EXERCISE BRIEF: For the listing below, show each line that includes the string "this".

[Start of Attachment]

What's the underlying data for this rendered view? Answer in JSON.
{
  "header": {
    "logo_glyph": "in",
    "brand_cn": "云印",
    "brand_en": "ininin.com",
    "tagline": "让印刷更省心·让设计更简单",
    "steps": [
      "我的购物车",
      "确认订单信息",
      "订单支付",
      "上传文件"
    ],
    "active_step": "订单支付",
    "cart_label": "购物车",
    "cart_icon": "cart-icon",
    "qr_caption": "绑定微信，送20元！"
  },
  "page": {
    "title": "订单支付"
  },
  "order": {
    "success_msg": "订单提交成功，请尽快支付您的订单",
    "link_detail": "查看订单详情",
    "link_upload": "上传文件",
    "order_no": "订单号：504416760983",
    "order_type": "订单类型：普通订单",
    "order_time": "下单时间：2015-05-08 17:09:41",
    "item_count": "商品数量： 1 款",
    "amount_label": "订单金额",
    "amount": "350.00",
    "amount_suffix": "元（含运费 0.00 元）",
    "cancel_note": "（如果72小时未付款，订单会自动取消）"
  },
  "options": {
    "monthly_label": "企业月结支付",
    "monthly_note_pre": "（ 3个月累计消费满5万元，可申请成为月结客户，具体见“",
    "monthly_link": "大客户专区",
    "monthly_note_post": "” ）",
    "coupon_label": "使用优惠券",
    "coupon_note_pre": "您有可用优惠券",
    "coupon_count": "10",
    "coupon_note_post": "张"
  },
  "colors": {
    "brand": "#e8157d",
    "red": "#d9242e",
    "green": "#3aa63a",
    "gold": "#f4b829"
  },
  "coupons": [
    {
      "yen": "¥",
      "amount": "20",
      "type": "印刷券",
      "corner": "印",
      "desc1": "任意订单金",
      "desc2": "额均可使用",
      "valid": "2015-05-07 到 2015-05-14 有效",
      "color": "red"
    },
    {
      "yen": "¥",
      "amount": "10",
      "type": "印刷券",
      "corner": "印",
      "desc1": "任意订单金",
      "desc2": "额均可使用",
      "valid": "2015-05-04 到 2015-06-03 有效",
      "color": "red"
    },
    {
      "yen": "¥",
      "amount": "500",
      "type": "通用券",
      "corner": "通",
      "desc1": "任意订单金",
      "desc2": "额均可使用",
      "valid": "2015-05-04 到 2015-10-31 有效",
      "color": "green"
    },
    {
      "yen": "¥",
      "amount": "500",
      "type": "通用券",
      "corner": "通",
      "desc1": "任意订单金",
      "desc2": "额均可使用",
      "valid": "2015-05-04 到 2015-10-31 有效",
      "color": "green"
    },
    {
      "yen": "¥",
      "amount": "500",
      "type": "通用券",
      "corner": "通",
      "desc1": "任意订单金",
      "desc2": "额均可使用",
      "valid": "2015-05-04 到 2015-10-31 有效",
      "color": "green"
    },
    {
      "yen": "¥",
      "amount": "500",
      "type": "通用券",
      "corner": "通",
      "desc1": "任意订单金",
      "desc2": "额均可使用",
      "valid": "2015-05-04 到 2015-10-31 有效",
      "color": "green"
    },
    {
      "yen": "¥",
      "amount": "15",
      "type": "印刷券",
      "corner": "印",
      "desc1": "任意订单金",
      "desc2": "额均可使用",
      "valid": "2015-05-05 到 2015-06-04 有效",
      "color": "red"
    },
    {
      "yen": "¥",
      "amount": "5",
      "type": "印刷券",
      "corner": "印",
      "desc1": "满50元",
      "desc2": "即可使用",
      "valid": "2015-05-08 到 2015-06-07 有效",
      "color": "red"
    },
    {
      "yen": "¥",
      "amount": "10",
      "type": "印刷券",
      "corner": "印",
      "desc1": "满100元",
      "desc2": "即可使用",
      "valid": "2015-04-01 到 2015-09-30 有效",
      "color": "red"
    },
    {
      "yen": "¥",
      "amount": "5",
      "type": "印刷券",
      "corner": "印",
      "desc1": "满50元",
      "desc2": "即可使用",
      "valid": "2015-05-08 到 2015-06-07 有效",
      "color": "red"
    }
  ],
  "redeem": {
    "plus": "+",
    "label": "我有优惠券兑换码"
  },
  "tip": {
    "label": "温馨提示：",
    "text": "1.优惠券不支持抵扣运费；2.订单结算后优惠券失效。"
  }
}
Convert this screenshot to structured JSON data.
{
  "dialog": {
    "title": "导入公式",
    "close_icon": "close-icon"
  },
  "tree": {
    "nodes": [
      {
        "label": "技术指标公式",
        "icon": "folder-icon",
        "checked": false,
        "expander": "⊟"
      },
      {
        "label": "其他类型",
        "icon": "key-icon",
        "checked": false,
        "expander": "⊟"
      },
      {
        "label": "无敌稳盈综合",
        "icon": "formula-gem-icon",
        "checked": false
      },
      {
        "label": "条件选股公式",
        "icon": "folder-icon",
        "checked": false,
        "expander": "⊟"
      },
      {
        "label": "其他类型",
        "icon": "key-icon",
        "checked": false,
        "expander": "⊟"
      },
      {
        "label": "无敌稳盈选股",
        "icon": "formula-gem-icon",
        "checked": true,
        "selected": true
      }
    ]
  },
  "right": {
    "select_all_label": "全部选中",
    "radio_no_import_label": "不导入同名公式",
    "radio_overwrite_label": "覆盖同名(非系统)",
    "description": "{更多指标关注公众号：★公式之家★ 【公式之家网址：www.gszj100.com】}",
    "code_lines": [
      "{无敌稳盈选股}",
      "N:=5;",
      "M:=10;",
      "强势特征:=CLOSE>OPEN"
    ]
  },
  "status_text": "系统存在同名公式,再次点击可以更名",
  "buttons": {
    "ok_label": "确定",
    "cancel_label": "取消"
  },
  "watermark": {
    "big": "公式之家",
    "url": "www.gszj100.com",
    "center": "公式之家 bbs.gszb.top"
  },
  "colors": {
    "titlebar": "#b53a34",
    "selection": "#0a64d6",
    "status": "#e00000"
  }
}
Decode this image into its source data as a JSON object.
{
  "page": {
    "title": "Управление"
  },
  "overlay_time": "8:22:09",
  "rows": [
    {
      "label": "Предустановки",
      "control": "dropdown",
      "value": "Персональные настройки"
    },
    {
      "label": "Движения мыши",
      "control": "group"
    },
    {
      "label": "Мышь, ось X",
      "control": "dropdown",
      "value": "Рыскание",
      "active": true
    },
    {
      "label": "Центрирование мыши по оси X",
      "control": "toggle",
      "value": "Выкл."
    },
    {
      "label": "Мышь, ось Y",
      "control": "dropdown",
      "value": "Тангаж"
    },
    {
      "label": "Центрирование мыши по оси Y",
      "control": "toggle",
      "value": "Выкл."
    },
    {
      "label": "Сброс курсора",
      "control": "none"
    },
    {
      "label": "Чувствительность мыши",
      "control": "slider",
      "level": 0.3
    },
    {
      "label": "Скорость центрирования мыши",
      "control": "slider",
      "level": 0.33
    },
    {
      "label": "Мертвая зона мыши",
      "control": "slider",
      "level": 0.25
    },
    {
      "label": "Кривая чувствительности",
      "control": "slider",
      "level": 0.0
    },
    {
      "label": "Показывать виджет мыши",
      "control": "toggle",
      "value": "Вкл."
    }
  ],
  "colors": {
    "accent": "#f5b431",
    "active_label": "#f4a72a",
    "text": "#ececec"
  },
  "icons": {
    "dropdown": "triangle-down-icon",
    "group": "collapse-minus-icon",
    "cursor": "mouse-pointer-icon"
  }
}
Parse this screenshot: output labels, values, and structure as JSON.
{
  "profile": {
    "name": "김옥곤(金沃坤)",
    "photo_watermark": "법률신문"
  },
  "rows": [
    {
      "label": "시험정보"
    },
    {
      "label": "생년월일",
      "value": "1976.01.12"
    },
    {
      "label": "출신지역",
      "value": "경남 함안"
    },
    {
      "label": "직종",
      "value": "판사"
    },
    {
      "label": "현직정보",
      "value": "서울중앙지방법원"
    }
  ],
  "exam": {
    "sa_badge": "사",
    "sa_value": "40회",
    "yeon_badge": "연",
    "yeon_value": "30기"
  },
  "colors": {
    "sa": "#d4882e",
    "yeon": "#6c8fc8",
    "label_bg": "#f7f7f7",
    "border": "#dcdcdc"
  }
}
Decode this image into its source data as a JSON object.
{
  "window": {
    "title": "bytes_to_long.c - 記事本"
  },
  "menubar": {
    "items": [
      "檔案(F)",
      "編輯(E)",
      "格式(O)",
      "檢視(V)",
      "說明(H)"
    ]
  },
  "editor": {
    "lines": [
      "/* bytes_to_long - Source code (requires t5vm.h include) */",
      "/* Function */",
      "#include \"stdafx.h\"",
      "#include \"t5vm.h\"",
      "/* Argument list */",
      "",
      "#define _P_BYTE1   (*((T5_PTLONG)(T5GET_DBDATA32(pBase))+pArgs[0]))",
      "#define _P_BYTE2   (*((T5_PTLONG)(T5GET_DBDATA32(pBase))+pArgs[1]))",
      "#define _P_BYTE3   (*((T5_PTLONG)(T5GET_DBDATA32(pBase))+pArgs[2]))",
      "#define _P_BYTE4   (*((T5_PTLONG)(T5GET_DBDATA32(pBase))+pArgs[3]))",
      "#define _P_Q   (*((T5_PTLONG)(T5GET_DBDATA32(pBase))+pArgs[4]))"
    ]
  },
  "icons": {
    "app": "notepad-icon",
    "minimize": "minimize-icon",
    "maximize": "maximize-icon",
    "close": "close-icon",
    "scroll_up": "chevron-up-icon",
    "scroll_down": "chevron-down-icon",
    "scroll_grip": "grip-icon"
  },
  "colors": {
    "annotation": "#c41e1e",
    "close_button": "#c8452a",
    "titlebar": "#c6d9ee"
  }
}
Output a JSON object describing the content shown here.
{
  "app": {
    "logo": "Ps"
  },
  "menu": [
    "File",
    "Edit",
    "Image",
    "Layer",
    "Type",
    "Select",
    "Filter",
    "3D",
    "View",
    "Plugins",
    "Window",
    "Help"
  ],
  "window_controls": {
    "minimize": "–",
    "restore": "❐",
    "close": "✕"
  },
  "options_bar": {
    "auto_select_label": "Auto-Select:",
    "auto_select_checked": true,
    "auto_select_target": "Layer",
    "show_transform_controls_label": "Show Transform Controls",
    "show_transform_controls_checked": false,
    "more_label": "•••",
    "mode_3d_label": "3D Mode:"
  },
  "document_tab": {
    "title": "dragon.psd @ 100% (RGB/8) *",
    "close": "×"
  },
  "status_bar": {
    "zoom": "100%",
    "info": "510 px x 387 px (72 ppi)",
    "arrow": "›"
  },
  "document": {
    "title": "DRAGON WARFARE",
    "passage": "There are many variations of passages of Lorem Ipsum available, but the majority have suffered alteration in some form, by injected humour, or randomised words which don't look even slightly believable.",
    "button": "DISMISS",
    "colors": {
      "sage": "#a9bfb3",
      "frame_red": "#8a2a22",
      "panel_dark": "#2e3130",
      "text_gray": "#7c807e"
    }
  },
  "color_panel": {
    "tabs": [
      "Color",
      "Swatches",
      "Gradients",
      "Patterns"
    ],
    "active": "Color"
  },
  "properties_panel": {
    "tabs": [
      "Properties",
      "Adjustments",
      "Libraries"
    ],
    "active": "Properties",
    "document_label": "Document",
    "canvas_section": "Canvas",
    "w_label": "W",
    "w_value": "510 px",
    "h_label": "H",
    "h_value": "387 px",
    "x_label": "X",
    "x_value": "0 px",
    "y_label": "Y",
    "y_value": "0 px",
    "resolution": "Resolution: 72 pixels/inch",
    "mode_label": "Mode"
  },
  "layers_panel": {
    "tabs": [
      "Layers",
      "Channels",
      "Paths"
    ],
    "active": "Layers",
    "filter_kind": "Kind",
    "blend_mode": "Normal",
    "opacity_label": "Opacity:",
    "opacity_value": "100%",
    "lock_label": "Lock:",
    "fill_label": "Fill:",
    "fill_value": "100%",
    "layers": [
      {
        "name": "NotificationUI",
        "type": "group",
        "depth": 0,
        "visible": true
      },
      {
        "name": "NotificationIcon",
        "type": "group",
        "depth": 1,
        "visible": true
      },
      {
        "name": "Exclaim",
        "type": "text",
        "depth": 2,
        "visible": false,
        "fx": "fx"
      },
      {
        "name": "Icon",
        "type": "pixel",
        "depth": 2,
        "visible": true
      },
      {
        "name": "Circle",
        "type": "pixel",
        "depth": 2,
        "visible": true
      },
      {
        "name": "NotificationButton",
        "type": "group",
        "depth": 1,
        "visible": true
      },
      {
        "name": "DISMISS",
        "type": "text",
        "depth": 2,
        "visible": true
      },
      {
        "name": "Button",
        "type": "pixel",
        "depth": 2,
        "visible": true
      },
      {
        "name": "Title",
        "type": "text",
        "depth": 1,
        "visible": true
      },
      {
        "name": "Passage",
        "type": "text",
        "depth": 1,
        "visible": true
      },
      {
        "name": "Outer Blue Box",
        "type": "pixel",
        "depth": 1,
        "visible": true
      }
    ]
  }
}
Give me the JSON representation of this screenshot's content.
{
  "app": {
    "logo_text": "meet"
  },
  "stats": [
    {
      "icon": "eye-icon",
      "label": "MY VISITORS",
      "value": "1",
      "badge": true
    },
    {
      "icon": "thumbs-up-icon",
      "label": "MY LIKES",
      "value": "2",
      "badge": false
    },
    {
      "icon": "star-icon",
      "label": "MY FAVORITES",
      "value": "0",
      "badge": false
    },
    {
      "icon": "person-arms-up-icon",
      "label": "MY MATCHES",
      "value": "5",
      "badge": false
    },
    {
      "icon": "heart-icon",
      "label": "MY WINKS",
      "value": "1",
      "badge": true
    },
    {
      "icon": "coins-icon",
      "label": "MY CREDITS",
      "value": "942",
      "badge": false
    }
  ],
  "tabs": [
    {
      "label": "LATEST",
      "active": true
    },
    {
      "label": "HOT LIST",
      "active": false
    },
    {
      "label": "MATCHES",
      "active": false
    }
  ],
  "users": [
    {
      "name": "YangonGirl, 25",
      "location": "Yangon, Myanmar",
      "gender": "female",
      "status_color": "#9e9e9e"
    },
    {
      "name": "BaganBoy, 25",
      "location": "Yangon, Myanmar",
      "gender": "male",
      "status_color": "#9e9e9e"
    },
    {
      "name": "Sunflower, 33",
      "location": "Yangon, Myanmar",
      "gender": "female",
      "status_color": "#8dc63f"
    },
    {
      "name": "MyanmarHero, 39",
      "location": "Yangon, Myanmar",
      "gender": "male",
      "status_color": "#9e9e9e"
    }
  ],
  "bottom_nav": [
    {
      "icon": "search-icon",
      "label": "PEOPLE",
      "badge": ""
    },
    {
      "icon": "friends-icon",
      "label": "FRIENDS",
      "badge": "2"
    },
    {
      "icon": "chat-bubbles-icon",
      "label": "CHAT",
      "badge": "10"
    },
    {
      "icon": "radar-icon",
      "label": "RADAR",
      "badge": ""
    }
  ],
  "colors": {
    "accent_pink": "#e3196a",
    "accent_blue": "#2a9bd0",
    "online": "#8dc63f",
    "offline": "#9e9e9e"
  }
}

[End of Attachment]

SOLUTION:
What's the underlying data for this rendered view? Answer in JSON.
Convert this screenshot to structured JSON data.
Decode this image into its source data as a JSON object.
Parse this screenshot: output labels, values, and structure as JSON.
Decode this image into its source data as a JSON object.
Give me the JSON representation of this screenshot's content.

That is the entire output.